An editorial in Sunday's New York Times by G. Geoffrey MacDonald entitled, "Congregations Gone Wild" has drawn quite a bit of interest. Click here to read it. It's an editorial continuing the conversation brought about by a NY Times article noting the rise in clergy burnout. MacDonald continues the conversation by asserting that the source of clergy burnout is more than just the rise in the physical, emotional and spiritual demands of ministry. It's exacerbated by the shift in what's expected from today's ministers.
"The pastoral vocation is to help people grow spiritually, resist their lowest impulses and adopt higher, more compassionate ways. But churchgoers increasingly want pastors to soothe and entertain them. It’s apparent in the theater-style seating and giant projection screens in churches and in mission trips that involve more sightseeing than listening to the local people."
I don't believe seats and screens usually demonstrate anything other than a contemporary move in most churches. However, his broader point that there are visible signs of the shift from the biblical role of the minister and the expected role of today's minister is on target. It's true that some congregations and "boards" of congregations put pressure on the minister to give people what they want rather than what they need. "or we'll find our spiritual leadership from someone else." I have admittedly received, over the years, more "suggestions" on how I should dress than what I preach or subjects for prayer. In general, however, I've been blessed to have avoided the kinds of environments MacDonald describes for most of my journey in ministry thus far. Such churches inevitably decline, because God doesn't bless such churches.

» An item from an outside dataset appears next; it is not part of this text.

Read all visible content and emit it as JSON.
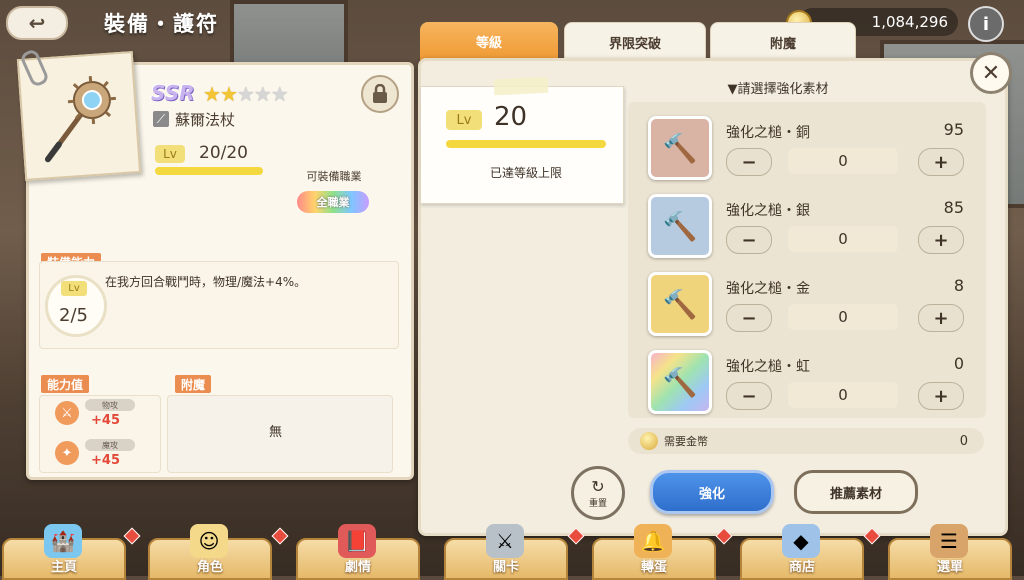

"Congregations that make such demands seem not to realize that most clergy don’t sign up to be soothsayers or entertainers. Pastors believe they’re called to shape lives for the better, and that involves helping people learn to do what’s right in life, even when what’s right is also difficult."
Right he is. He ends the article strongly.
"Ministry is a profession in which the greatest rewards include meaningfulness and integrity. When those fade under pressure from churchgoers who don’t want to be challenged or edified, pastors become candidates for stress and depression. Clergy need parishioners who understand that the church exists, as it always has, to save souls by elevating people’s values and desires. They need churchgoers to ask for personal challenges, in areas like daily devotions and outreach ministries. When such an ethic takes root, as it has in generations past, then pastors will cease to feel like the spiritual equivalents of concierges. They’ll again know joy in ministering among people who share their sense of purpose. They might even be on fire again for their calling, rather than on a path to premature burnout."
As serious of an issue as clergy burnout is, the biggest issue for churches is that God won't bless such churches. In addition (and this is where I deviate from MacDonald), few actually want to be part of such a church. People want to experience the life change that God provides, and few want to waste their life doing empty religion. There is scarcely a bigger waste of life. They want to deepen their walk with God. They want some help for the journey. At the same time, they don't want the church to make spirituality unnecessarily odd or boring or embarrassing. They don't want to have their thumb sucked by leaders who lack the fortitude to do what's right instead of what is expedient–when those two collide. Not most people.
I don't believe MacDonald is generalizing all of Christendom as much as he's observing an emerging trend. The editorial is, on the whole, excellent, and thought provoking. Churches need to heed his warnings. Over the years, I've come to realize that just as some are too suspicious or quick to judge me–I have been, at times, too quick to assume things about them. When I've done so, it's impacted my ability to lead adversely. We shouldn't assume that because they want something different than we are currently providing they are wrong, wordly, or unspiritual. We ministers contribute to our own problems if we do so. Yes, there are worldly people in every church. There are also godly people who have a worldly moment. It's the church's task not to acquiesce or orient to them, but to pastor them out of their spiritual immaturity with all the Fruit of God's Spirit.
When we think so little of people, we will not be able to lead them well. We will lack the ability to see what God can do in their life and really believe it can happen. They will also sense how little we think of them and return the favor. I believe this is one of the ugliest results of the "the church must change or die" books and movements. You know who they are, and they create this sense of spiritual poverty in the pew and constant crisis in order to affect change. I understand the burn they feel to see the church be all it can be. However, the crisis mentality is, long-term, one of the most subliminally damaging enemies of the church. I have a lot to say on this one, but will save it for another post.
Question: Do ministers, in general, think too highly of church members or too lowly of church members? What fruit does this bear?